*** Begin section ***

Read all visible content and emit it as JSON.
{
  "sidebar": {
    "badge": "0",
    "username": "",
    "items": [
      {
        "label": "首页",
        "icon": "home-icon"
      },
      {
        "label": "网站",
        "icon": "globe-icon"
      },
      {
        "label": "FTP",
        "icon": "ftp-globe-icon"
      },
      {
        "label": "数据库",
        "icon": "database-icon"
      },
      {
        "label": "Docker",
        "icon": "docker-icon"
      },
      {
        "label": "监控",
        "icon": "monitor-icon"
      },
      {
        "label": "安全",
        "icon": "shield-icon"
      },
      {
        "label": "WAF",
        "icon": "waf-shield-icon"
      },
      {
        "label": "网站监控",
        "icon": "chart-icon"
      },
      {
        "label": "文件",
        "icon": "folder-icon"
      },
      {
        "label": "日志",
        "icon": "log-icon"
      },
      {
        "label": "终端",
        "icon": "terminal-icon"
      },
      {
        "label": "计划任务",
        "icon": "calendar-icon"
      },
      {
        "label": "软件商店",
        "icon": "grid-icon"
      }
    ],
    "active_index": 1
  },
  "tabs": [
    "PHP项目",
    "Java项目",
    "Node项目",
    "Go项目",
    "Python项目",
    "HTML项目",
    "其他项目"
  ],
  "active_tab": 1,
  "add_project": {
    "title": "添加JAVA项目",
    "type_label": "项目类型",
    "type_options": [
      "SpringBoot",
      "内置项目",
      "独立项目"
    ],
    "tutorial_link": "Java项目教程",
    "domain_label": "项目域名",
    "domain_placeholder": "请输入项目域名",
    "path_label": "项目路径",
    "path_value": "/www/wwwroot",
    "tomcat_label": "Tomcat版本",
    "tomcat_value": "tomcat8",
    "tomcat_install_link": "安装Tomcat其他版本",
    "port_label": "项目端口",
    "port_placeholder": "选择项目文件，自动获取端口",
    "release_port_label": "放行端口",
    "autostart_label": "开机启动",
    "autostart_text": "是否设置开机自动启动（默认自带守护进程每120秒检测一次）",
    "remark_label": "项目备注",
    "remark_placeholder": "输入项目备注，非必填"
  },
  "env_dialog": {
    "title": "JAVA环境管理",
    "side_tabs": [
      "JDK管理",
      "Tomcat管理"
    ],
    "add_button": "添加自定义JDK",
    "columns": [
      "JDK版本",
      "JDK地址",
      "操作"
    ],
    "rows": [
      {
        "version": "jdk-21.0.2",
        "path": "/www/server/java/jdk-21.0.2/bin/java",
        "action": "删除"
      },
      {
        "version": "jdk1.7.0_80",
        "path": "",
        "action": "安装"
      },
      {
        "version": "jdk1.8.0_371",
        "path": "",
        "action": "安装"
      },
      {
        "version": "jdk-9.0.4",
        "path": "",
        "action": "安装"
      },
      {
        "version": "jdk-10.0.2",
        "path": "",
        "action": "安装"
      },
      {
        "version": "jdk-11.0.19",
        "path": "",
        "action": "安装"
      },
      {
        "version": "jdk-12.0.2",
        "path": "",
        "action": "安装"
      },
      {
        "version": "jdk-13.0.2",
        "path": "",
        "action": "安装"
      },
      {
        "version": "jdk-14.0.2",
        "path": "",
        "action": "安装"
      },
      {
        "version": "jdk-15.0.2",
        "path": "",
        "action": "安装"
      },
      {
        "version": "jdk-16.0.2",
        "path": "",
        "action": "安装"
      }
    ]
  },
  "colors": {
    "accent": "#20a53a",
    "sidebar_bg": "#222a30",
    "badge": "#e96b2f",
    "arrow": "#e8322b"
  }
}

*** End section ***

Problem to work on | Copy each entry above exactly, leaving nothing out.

Exercise output |
Read all visible content and emit it as JSON.
{
  "sidebar": {
    "badge": "0",
    "username": "",
    "items": [
      {
        "label": "首页",
        "icon": "home-icon"
      },
      {
        "label": "网站",
        "icon": "globe-icon"
      },
      {
        "label": "FTP",
        "icon": "ftp-globe-icon"
      },
      {
        "label": "数据库",
        "icon": "database-icon"
      },
      {
        "label": "Docker",
        "icon": "docker-icon"
      },
      {
        "label": "监控",
        "icon": "monitor-icon"
      },
      {
        "label": "安全",
        "icon": "shield-icon"
      },
      {
        "label": "WAF",
        "icon": "waf-shield-icon"
      },
      {
        "label": "网站监控",
        "icon": "chart-icon"
      },
      {
        "label": "文件",
        "icon": "folder-icon"
      },
      {
        "label": "日志",
        "icon": "log-icon"
      },
      {
        "label": "终端",
        "icon": "terminal-icon"
      },
      {
        "label": "计划任务",
        "icon": "calendar-icon"
      },
      {
        "label": "软件商店",
        "icon": "grid-icon"
      }
    ],
    "active_index": 1
  },
  "tabs": [
    "PHP项目",
    "Java项目",
    "Node项目",
    "Go项目",
    "Python项目",
    "HTML项目",
    "其他项目"
  ],
  "active_tab": 1,
  "add_project": {
    "title": "添加JAVA项目",
    "type_label": "项目类型",
    "type_options": [
      "SpringBoot",
      "内置项目",
      "独立项目"
    ],
    "tutorial_link": "Java项目教程",
    "domain_label": "项目域名",
    "domain_placeholder": "请输入项目域名",
    "path_label": "项目路径",
    "path_value": "/www/wwwroot",
    "tomcat_label": "Tomcat版本",
    "tomcat_value": "tomcat8",
    "tomcat_install_link": "安装Tomcat其他版本",
    "port_label": "项目端口",
    "port_placeholder": "选择项目文件，自动获取端口",
    "release_port_label": "放行端口",
    "autostart_label": "开机启动",
    "autostart_text": "是否设置开机自动启动（默认自带守护进程每120秒检测一次）",
    "remark_label": "项目备注",
    "remark_placeholder": "输入项目备注，非必填"
  },
  "env_dialog": {
    "title": "JAVA环境管理",
    "side_tabs": [
      "JDK管理",
      "Tomcat管理"
    ],
    "add_button": "添加自定义JDK",
    "columns": [
      "JDK版本",
      "JDK地址",
      "操作"
    ],
    "rows": [
      {
        "version": "jdk-21.0.2",
        "path": "/www/server/java/jdk-21.0.2/bin/java",
        "action": "删除"
      },
      {
        "version": "jdk1.7.0_80",
        "path": "",
        "action": "安装"
      },
      {
        "version": "jdk1.8.0_371",
        "path": "",
        "action": "安装"
      },
      {
        "version": "jdk-9.0.4",
        "path": "",
        "action": "安装"
      },
      {
        "version": "jdk-10.0.2",
        "path": "",
        "action": "安装"
      },
      {
        "version": "jdk-11.0.19",
        "path": "",
        "action": "安装"
      },
      {
        "version": "jdk-12.0.2",
        "path": "",
        "action": "安装"
      },
      {
        "version": "jdk-13.0.2",
        "path": "",
        "action": "安装"
      },
      {
        "version": "jdk-14.0.2",
        "path": "",
        "action": "安装"
      },
      {
        "version": "jdk-15.0.2",
        "path": "",
        "action": "安装"
      },
      {
        "version": "jdk-16.0.2",
        "path": "",
        "action": "安装"
      }
    ]
  },
  "colors": {
    "accent": "#20a53a",
    "sidebar_bg": "#222a30",
    "badge": "#e96b2f",
    "arrow": "#e8322b"
  }
}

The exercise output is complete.